■ THE RECORDS
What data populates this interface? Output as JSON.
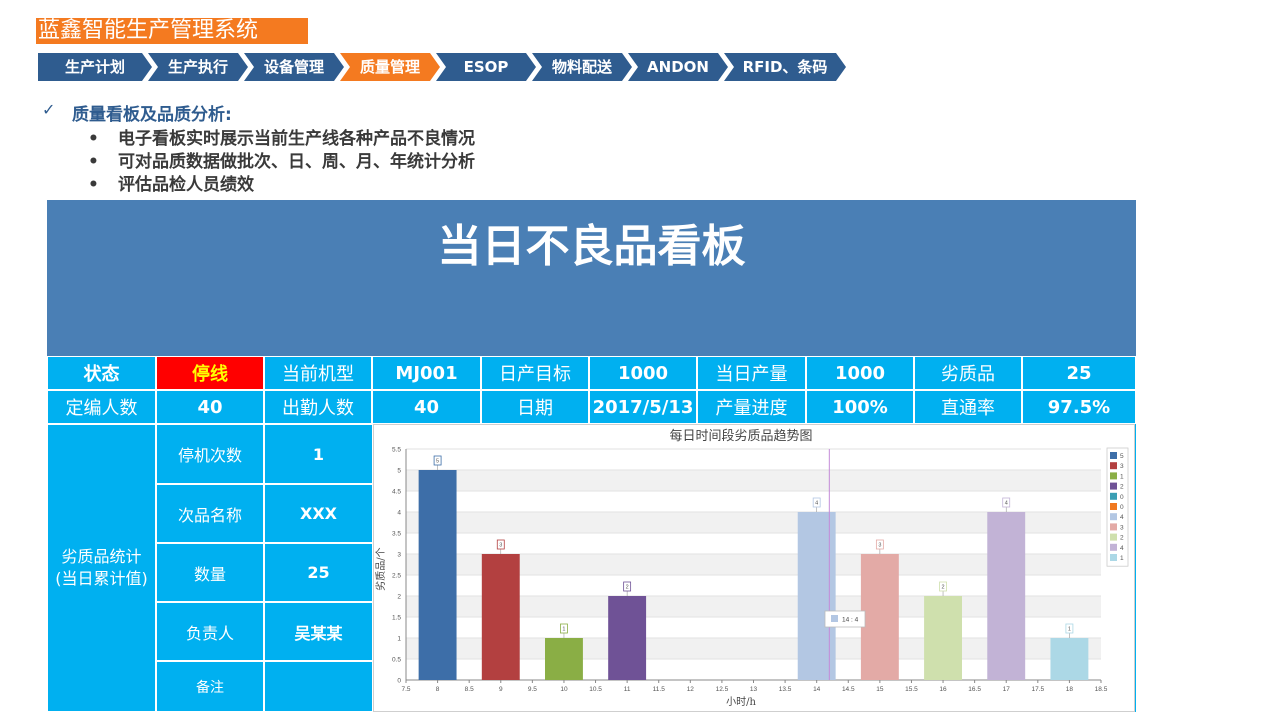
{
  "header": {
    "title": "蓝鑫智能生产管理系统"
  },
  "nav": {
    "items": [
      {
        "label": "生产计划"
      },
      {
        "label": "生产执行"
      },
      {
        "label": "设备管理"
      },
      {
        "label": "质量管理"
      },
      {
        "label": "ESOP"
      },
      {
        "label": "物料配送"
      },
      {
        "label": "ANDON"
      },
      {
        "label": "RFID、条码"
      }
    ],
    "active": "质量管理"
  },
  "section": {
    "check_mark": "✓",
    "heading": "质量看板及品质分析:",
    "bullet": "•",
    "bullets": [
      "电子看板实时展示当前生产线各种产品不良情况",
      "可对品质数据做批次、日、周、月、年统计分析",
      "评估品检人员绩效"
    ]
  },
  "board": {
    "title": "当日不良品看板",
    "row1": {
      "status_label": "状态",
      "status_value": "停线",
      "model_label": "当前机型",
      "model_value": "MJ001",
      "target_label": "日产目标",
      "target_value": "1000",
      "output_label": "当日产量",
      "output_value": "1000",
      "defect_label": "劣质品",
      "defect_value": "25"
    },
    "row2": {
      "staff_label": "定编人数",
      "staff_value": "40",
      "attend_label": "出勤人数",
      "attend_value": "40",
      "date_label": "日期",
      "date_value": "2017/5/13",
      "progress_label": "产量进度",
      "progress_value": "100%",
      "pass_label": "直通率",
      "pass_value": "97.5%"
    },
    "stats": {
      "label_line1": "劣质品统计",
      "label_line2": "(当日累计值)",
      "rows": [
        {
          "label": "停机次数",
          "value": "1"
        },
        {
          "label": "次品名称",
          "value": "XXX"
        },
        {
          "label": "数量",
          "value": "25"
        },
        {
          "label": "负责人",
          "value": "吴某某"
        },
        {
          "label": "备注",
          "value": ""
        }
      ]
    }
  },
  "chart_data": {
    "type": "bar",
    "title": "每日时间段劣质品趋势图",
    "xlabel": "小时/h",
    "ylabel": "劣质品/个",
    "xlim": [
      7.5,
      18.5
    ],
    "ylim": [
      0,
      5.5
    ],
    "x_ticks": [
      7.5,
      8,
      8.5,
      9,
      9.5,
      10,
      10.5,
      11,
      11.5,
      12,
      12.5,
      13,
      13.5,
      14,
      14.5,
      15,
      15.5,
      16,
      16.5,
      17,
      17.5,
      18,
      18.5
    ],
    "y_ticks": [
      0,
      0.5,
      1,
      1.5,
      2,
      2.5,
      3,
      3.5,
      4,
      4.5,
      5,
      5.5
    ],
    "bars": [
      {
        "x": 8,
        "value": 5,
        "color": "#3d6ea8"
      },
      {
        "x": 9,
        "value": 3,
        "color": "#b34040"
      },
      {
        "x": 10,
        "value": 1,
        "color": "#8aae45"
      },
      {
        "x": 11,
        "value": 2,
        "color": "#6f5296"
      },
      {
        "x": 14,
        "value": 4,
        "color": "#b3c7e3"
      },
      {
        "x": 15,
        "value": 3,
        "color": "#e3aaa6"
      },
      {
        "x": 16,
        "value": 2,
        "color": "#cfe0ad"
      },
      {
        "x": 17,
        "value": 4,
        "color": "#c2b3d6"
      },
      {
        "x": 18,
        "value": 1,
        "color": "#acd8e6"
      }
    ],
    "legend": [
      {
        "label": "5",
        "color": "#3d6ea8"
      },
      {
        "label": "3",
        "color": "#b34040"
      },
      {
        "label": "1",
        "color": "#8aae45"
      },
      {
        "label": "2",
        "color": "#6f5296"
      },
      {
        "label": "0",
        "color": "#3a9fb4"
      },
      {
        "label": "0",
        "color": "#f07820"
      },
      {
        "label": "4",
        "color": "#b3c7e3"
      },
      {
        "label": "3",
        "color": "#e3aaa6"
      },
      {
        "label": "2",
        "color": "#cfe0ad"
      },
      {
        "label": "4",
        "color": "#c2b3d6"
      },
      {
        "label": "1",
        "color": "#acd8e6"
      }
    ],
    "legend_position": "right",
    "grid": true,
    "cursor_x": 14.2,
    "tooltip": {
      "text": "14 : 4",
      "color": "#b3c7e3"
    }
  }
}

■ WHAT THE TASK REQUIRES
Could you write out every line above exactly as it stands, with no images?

■ SOLUTION TO THIS PROBLEM
What data populates this interface? Output as JSON.
{
  "header": {
    "title": "蓝鑫智能生产管理系统"
  },
  "nav": {
    "items": [
      {
        "label": "生产计划"
      },
      {
        "label": "生产执行"
      },
      {
        "label": "设备管理"
      },
      {
        "label": "质量管理"
      },
      {
        "label": "ESOP"
      },
      {
        "label": "物料配送"
      },
      {
        "label": "ANDON"
      },
      {
        "label": "RFID、条码"
      }
    ],
    "active": "质量管理"
  },
  "section": {
    "check_mark": "✓",
    "heading": "质量看板及品质分析:",
    "bullet": "•",
    "bullets": [
      "电子看板实时展示当前生产线各种产品不良情况",
      "可对品质数据做批次、日、周、月、年统计分析",
      "评估品检人员绩效"
    ]
  },
  "board": {
    "title": "当日不良品看板",
    "row1": {
      "status_label": "状态",
      "status_value": "停线",
      "model_label": "当前机型",
      "model_value": "MJ001",
      "target_label": "日产目标",
      "target_value": "1000",
      "output_label": "当日产量",
      "output_value": "1000",
      "defect_label": "劣质品",
      "defect_value": "25"
    },
    "row2": {
      "staff_label": "定编人数",
      "staff_value": "40",
      "attend_label": "出勤人数",
      "attend_value": "40",
      "date_label": "日期",
      "date_value": "2017/5/13",
      "progress_label": "产量进度",
      "progress_value": "100%",
      "pass_label": "直通率",
      "pass_value": "97.5%"
    },
    "stats": {
      "label_line1": "劣质品统计",
      "label_line2": "(当日累计值)",
      "rows": [
        {
          "label": "停机次数",
          "value": "1"
        },
        {
          "label": "次品名称",
          "value": "XXX"
        },
        {
          "label": "数量",
          "value": "25"
        },
        {
          "label": "负责人",
          "value": "吴某某"
        },
        {
          "label": "备注",
          "value": ""
        }
      ]
    }
  },
  "chart_data": {
    "type": "bar",
    "title": "每日时间段劣质品趋势图",
    "xlabel": "小时/h",
    "ylabel": "劣质品/个",
    "xlim": [
      7.5,
      18.5
    ],
    "ylim": [
      0,
      5.5
    ],
    "x_ticks": [
      7.5,
      8,
      8.5,
      9,
      9.5,
      10,
      10.5,
      11,
      11.5,
      12,
      12.5,
      13,
      13.5,
      14,
      14.5,
      15,
      15.5,
      16,
      16.5,
      17,
      17.5,
      18,
      18.5
    ],
    "y_ticks": [
      0,
      0.5,
      1,
      1.5,
      2,
      2.5,
      3,
      3.5,
      4,
      4.5,
      5,
      5.5
    ],
    "bars": [
      {
        "x": 8,
        "value": 5,
        "color": "#3d6ea8"
      },
      {
        "x": 9,
        "value": 3,
        "color": "#b34040"
      },
      {
        "x": 10,
        "value": 1,
        "color": "#8aae45"
      },
      {
        "x": 11,
        "value": 2,
        "color": "#6f5296"
      },
      {
        "x": 14,
        "value": 4,
        "color": "#b3c7e3"
      },
      {
        "x": 15,
        "value": 3,
        "color": "#e3aaa6"
      },
      {
        "x": 16,
        "value": 2,
        "color": "#cfe0ad"
      },
      {
        "x": 17,
        "value": 4,
        "color": "#c2b3d6"
      },
      {
        "x": 18,
        "value": 1,
        "color": "#acd8e6"
      }
    ],
    "legend": [
      {
        "label": "5",
        "color": "#3d6ea8"
      },
      {
        "label": "3",
        "color": "#b34040"
      },
      {
        "label": "1",
        "color": "#8aae45"
      },
      {
        "label": "2",
        "color": "#6f5296"
      },
      {
        "label": "0",
        "color": "#3a9fb4"
      },
      {
        "label": "0",
        "color": "#f07820"
      },
      {
        "label": "4",
        "color": "#b3c7e3"
      },
      {
        "label": "3",
        "color": "#e3aaa6"
      },
      {
        "label": "2",
        "color": "#cfe0ad"
      },
      {
        "label": "4",
        "color": "#c2b3d6"
      },
      {
        "label": "1",
        "color": "#acd8e6"
      }
    ],
    "legend_position": "right",
    "grid": true,
    "cursor_x": 14.2,
    "tooltip": {
      "text": "14 : 4",
      "color": "#b3c7e3"
    }
  }
}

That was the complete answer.